**SUPPLIED RECORDS:**
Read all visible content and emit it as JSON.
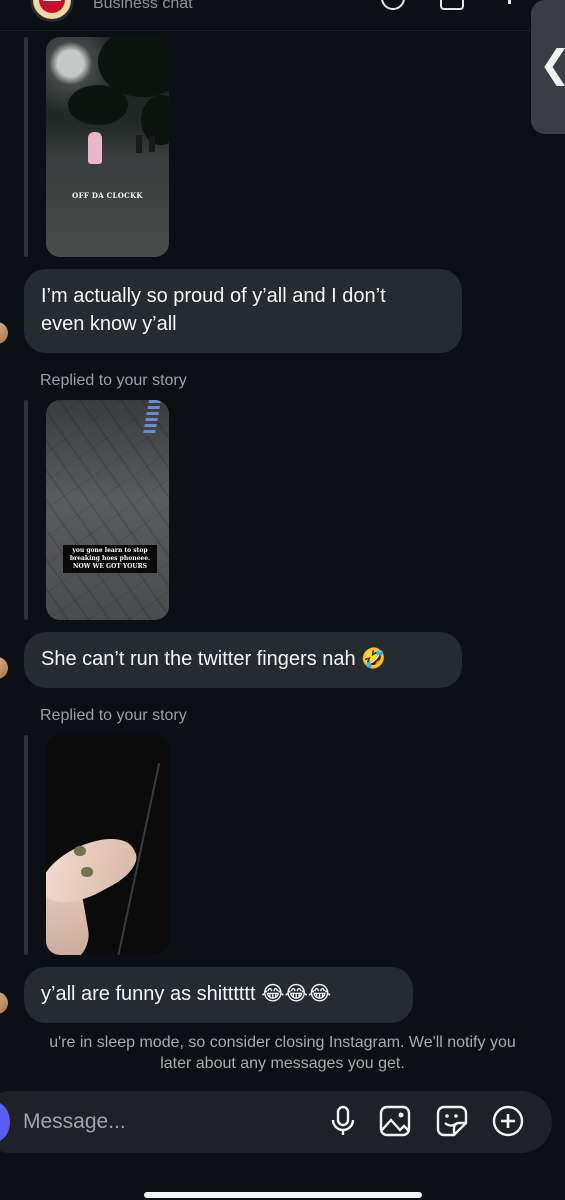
{
  "header": {
    "subtitle": "Business chat"
  },
  "stories": [
    {
      "caption": "OFF DA CLOCKK"
    },
    {
      "caption_lines": [
        "you gone learn to stop",
        "breaking hoes phoneee.",
        "NOW WE GOT YOURS"
      ]
    },
    {
      "caption": ""
    }
  ],
  "messages": [
    {
      "text_line1": "I’m actually so proud of y’all and I don’t",
      "text_line2": "even know y’all"
    },
    {
      "replied_label": "Replied to your story",
      "text": "She can’t run the twitter fingers nah",
      "emoji": "🤣"
    },
    {
      "replied_label": "Replied to your story",
      "text": "y’all are funny as shitttttt",
      "emoji": "😂😂😂"
    }
  ],
  "sleep_notice": {
    "line1": "u're in sleep mode, so consider closing Instagram. We'll notify you",
    "line2": "later about any messages you get."
  },
  "composer": {
    "placeholder": "Message...",
    "icons": [
      "microphone-icon",
      "gallery-icon",
      "sticker-icon",
      "add-icon"
    ]
  },
  "colors": {
    "background": "#0c0f14",
    "bubble": "#262a31",
    "camera_button": "#5a5cf5",
    "secondary_text": "#9aa0a8"
  }
}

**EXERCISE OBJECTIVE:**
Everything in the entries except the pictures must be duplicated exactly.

**EXERCISE RESPONSE:**
Read all visible content and emit it as JSON.
{
  "header": {
    "subtitle": "Business chat"
  },
  "stories": [
    {
      "caption": "OFF DA CLOCKK"
    },
    {
      "caption_lines": [
        "you gone learn to stop",
        "breaking hoes phoneee.",
        "NOW WE GOT YOURS"
      ]
    },
    {
      "caption": ""
    }
  ],
  "messages": [
    {
      "text_line1": "I’m actually so proud of y’all and I don’t",
      "text_line2": "even know y’all"
    },
    {
      "replied_label": "Replied to your story",
      "text": "She can’t run the twitter fingers nah",
      "emoji": "🤣"
    },
    {
      "replied_label": "Replied to your story",
      "text": "y’all are funny as shitttttt",
      "emoji": "😂😂😂"
    }
  ],
  "sleep_notice": {
    "line1": "u're in sleep mode, so consider closing Instagram. We'll notify you",
    "line2": "later about any messages you get."
  },
  "composer": {
    "placeholder": "Message...",
    "icons": [
      "microphone-icon",
      "gallery-icon",
      "sticker-icon",
      "add-icon"
    ]
  },
  "colors": {
    "background": "#0c0f14",
    "bubble": "#262a31",
    "camera_button": "#5a5cf5",
    "secondary_text": "#9aa0a8"
  }
}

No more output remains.